THE LIST AND THIS PAGE ARE CHANGING ONCE MORE:
The old "complexity list" was closed down in 2002. It has been replaced by another list more selectively focusing on carrying forward the work of Robert Rosen. We welcome list members comments, contributions, and suggestions. To join use Don Mikulecky's e-mail address email@example.com.
To aid in understanding terminology used we are in the process of providing a Glossary of terms (UNDER CONSTRUCTION)
This glossary is meant to be fluid, changing, and a reflection of the diverse views of our discussants.
DISCUSSION ARCHIVES(Old and NEW)
We send our discussions out over e-mail so that others, who are not here can join in. You will find Don Mikulecky's e-mail link firstname.lastname@example.org. if you wish to join. Some of the focus for our discussion has been the books listed below. As we have progressed we have gone deeper into the works of Robert Rosen and use those works as a source for our working definitions, etc. This means joining the list entails taking the trouble of trying to find out what the topic is and the terms being used are before joining in. Rosen's book "Life Itself" is a good way to begin. This can be followed up by the bibliography we supply here. The world is changing and we hope to change with it as well as change it. We invite anyone interested to join us. We caution you that this is not a chat forum and that discussions will often be at the level of graduate seminars previously taught at VCU.
See the new book by A. H. Louie:
MORE THAN LIFE ITSELF: A SYNTHETIC CONTINUATION IN RELATIONAL BIOLOGY
The Web Page for the
category theory mailing list moderated by Bob Rosebrugh ,
email@example.com of the Mathematics and Computer Science Department at Mount Allison
Lecture Notes in Computer Science.

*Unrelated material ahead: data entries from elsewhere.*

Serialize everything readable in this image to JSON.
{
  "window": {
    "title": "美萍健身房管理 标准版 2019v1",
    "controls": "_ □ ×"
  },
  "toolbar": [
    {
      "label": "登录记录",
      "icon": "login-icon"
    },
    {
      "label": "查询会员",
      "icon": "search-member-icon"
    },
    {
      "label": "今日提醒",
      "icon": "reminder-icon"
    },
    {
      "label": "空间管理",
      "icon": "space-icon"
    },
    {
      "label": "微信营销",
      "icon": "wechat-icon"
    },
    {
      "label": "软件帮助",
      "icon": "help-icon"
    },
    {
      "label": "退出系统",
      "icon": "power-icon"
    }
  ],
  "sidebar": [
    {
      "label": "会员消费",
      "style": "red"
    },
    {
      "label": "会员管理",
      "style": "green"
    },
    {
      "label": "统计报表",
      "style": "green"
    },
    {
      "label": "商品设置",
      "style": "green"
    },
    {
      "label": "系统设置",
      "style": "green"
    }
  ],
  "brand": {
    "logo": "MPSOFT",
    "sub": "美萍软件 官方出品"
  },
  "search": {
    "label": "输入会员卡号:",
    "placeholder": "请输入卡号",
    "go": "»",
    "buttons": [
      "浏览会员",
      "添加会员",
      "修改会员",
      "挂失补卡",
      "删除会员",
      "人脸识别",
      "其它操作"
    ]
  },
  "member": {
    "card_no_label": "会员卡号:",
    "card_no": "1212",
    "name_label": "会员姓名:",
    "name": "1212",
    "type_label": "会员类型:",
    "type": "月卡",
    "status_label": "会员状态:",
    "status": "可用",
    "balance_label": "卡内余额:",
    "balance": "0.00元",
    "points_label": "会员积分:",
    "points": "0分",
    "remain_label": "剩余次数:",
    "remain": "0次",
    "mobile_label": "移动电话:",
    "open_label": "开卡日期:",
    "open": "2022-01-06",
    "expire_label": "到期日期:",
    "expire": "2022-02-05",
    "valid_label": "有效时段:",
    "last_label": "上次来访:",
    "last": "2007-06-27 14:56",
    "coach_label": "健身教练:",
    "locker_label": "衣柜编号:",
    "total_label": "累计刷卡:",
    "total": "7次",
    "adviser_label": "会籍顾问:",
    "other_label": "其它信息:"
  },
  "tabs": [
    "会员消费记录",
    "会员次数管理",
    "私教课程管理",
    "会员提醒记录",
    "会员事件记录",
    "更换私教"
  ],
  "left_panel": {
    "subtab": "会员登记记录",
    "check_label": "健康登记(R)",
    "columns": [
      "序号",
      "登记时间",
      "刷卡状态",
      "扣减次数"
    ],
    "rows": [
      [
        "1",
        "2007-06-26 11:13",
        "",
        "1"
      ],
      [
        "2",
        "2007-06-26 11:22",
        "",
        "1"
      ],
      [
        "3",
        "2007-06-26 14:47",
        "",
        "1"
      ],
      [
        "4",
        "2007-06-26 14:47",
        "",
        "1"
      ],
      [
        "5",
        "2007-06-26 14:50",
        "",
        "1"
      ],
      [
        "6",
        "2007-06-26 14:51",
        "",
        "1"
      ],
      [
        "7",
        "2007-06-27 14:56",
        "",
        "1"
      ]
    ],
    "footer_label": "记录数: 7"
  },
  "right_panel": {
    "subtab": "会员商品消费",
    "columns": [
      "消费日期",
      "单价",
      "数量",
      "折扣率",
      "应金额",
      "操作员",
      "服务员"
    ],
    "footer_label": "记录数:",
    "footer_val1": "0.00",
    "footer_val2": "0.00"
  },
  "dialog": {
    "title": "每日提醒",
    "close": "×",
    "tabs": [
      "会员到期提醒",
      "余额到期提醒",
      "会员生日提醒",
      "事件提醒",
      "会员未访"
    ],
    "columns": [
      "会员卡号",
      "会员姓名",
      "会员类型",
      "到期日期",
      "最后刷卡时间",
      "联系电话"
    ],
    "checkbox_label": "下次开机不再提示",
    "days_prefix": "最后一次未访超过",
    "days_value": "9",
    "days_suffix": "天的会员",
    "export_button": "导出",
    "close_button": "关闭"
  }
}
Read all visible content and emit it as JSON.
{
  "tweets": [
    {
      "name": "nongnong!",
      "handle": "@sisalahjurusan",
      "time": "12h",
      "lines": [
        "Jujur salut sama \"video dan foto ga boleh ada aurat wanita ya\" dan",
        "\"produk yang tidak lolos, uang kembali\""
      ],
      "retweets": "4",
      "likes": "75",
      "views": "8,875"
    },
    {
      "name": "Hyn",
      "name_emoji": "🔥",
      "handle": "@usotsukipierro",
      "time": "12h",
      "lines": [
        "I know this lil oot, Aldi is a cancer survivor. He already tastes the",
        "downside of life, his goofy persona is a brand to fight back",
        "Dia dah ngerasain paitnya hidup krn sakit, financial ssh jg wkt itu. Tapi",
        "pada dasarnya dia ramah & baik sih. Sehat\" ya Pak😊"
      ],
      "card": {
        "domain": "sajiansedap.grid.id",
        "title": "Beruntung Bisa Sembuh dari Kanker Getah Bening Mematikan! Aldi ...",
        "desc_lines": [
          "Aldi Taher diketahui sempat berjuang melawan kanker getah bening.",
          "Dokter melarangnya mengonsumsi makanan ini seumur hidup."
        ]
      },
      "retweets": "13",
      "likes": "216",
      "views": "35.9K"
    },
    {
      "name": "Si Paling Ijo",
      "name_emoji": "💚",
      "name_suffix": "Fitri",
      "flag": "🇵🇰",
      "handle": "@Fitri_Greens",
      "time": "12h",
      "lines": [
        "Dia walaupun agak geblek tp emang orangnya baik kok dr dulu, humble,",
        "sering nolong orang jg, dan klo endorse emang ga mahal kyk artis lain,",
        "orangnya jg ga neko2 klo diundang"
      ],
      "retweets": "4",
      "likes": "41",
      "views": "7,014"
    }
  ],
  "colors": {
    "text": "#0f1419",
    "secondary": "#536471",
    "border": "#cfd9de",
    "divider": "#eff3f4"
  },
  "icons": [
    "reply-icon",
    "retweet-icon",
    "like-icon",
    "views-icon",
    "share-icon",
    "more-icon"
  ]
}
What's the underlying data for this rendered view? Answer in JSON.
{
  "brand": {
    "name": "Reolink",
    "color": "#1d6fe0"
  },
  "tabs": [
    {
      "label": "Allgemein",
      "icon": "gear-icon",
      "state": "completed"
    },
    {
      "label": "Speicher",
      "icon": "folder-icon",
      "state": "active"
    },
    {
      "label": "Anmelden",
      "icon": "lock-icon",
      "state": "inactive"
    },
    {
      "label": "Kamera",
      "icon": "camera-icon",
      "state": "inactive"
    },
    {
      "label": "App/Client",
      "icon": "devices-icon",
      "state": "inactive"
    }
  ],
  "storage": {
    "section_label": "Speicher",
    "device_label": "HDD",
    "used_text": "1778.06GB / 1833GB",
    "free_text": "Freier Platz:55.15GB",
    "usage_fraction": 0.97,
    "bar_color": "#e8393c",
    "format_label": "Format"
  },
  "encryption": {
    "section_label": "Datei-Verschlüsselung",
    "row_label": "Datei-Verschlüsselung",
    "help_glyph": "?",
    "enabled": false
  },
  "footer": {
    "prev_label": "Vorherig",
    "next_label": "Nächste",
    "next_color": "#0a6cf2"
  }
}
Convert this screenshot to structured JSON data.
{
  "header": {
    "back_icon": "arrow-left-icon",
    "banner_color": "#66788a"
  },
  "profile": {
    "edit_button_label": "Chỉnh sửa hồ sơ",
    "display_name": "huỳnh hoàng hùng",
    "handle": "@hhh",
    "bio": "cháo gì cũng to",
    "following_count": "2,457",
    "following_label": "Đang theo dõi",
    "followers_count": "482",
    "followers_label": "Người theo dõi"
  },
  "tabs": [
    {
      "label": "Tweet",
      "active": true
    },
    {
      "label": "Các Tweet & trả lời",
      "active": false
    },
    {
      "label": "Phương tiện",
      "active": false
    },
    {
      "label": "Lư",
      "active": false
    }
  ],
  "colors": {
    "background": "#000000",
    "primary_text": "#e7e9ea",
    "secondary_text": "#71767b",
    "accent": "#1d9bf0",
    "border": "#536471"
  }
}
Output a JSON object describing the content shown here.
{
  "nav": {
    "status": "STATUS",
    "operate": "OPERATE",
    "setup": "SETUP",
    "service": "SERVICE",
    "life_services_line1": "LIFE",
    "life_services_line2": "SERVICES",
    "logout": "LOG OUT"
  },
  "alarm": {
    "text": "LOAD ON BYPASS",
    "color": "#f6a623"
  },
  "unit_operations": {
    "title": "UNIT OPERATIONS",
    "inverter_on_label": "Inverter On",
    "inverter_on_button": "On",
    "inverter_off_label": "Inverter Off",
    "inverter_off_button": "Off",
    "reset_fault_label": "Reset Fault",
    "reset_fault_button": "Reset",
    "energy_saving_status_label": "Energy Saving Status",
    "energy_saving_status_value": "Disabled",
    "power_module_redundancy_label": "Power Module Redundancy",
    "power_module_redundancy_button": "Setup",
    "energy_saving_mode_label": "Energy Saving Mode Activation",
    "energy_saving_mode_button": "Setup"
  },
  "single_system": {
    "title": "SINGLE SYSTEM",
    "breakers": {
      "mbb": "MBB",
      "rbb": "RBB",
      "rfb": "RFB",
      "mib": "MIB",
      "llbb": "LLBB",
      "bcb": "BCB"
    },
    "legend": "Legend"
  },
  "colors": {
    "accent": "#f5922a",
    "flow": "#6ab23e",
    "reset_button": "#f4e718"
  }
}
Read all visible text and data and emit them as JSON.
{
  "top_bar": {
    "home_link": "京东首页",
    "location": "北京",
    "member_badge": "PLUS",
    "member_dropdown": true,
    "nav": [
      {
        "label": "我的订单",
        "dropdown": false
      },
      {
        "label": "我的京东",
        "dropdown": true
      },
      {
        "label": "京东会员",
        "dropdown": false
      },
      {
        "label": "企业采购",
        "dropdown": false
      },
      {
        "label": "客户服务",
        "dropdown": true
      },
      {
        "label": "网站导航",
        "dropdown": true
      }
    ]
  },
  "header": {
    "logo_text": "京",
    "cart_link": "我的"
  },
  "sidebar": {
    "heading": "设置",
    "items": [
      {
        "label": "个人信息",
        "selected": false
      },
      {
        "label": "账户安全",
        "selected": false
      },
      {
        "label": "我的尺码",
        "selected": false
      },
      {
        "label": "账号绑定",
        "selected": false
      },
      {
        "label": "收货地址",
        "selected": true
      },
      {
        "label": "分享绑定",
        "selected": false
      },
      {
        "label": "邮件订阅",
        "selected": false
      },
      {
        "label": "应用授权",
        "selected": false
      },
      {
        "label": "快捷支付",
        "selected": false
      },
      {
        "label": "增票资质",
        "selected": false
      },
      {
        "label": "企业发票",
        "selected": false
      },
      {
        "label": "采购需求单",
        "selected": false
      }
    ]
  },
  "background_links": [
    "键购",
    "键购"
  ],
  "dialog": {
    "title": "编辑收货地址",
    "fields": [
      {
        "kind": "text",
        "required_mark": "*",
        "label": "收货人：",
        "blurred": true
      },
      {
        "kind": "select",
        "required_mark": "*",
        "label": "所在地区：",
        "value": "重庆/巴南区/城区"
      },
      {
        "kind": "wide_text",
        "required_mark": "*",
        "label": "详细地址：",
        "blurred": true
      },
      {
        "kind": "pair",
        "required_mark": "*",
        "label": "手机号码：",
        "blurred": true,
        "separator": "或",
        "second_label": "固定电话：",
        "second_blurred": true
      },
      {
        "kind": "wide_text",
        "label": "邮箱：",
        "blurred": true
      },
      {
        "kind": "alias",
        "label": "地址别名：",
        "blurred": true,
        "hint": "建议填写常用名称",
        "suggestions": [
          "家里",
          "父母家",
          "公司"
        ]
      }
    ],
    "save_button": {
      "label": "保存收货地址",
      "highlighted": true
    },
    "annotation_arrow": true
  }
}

Eds.: G. Goos, J. Hartmanis, J. van Leeuwen. Vol. 953 1995. VII, 252 pp. Softcover $49.00 ISBN 3-540-60164-3
Papers on category theory
John Baez on Category Theory
John Baez Homepage
These sites do not neccessarily reflect our view of complexity, but do show the diversity of research on the subject.
We are located at Virginia Commonwealth University, in Richmond, Virginia, USA.
This page does not reflect an official position of Virginia Commonwealth University.
This site is maintained by D. C. Mikulecky and any questions or comments can be sent to firstname.lastname@example.org.
Go To Complexity Home Page
Virginia Commonwealth University Homepage
Go To Documents
Go To Links
TOPGo To Top
Visitors from 26 Feb. 96 to October 1, 2009 = 31,057
Visitors since October 1, 2009:
Last update: 30 Nov 2012 by Don Mikulecky HOME PAGE